The China Taxation Conference, organized by the Institute, is a highly anticipated annual event for tax practitioners with an interest in the relevant developments in the Mainland. Around 2,500 members enrolled in the live and archived versions of the 2022 conference. This year’s conference, held as a live webinar, attracted over 400 members and featured a series of presentations and discussions on the changing dynamics of the business and tax environment in the Mainland.
A panel discussion was held at the end of the conference, featuring Winnie Shek, Tax Partner of Deloitte China; Joanna Ip, Director, Tax and Business Advisory Services at PwC Hong Kong; Jane Hui, member of the Institute’s Taxation Faculty China Tax Support Group (TFCTSG), and Partner, International Tax and Transaction Services/Leader of China Tax Centre at Ernst & Young Tax Services Limited; and William Chan, member of the TFCTSG, and Partner, Grant Thornton Tax Services. The discussion was moderated by Travis Lee, Convenor of TFCTSG, and Tax Partner of KPMG China.
Kicking off the discussion, Lee pointed out that, while there weren’t any drastic changes in terms of policy, there has been great change in terms of industry development and the economic situation, which has led to changes in tax administration, as well as more tax planning.
When asked about his views on the current incentive measures across the Greater Bay Area (GBA), Chan said that businesses should familiarize themselves with the variations in taxation incentives across different GBA cities in order to find the optimal destination for their investments. At the same time, he cautioned that businesses are required to have operations and staff in addition to their registered business to take advantage of these policies, which adds to the complexities and considerations.
Hui also reiterated the need to understand the different policies implemented across Mainland China, and offered the practical advice that businesses that plan to benefit from the various rebates and subsidies should obtain written confirmation from local government. She explained that yearly reviews are possible and the preferential tax policies may change from year to year. For merger and acquisitions, in particular, Hui suggested that the relevant financial planning should not rely on these rebates and returns. She also advised businesses to take into consideration that staff being relocated may prefer one city to another due to the varying personal income tax incentives, and that this may ultimately affect their manpower allocation.

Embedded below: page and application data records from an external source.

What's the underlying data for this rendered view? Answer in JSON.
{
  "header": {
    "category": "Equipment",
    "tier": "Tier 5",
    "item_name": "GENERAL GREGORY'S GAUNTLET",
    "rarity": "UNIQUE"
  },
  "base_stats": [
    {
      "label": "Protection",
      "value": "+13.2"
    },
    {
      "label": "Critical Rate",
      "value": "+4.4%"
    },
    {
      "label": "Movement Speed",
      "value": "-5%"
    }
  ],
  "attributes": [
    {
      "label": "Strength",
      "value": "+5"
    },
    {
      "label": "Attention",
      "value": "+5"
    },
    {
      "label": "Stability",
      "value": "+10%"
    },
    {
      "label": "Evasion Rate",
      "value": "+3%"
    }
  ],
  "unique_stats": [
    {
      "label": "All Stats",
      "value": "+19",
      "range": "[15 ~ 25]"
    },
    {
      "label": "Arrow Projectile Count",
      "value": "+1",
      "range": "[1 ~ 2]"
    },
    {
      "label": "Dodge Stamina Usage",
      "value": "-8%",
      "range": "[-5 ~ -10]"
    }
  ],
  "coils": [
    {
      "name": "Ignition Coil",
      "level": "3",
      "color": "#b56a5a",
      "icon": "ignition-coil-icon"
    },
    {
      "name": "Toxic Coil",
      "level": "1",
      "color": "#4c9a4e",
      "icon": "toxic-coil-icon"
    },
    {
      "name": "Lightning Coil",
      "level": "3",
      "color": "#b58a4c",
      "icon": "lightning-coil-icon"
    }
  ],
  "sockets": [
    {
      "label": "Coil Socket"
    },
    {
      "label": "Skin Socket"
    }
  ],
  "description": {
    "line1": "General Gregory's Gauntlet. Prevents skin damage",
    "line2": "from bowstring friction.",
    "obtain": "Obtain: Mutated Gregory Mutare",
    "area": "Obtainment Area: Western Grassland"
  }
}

Shek reminded businesses of the importance of follow-up management, sharing her observations that authorities may require corporations that have enjoyed exemptions in the past to provide detailed business records after the fact. She also warned about the varying interpretations as to whether particular subsidies should be subject to value-added tax (VAT).
On the topic of VAT in the Mainland, Ip spoke about the exemptions from VAT for small-scale taxpayers, meaning those with a monthly sales amount of 100,000 yuan or less, as well as the VAT credit refund, which she pointed out is likely to have a broader effect. For corporations considering applying for the VAT credit refund, Ip observed that tax authorities were taking a very cautious approach. She reminded corporations applying for the refund to conduct a thorough self-assessment, to ensure that they have being compliant with requirements and have the proper documentation, in order to avoid ending up being levied additional taxes instead.
Besides the various tax support policies to stimulate the economy, and new trends in tax administration, the discussion also covered the different challenges and opportunities for taxpayers in traditional and emerging industries in Mainland China.
The archived version of this year’s China Taxation Conference has now been made available for those who missed the live event.
The conference includes presentations from officials from the Guangdong Provincial Tax Services, State Taxation Administration introducing the different preferential tax policies under the Hengqin and Nansha Master Plans, which is followed by presentations from Hui, Shek and Ip on different aspects of tax and business in the Mainland China. The final part of the event includes the panel discussion and a Q&A session.
The presentations and discussions are informative and engaging, and the insights shared by the industry experts will be invaluable to those doing business or planning to expand their operations in the Mainland.
Sarah Chan is Chair of the Institute’s Taxation Faculty Executive Committee, Member of the Taxation Faculty China Tax Support Group, and Partner, Tax and Business Advisory Services, Deloitte China. She has more than 25 years of tax and business advisory experience. Having previously worked in China and the United States, Chan has extensive experience in advising multinational corporations on structuring transactions, business reorganization, operational remodelling, crossborder financing and exploring investment options and exit plans.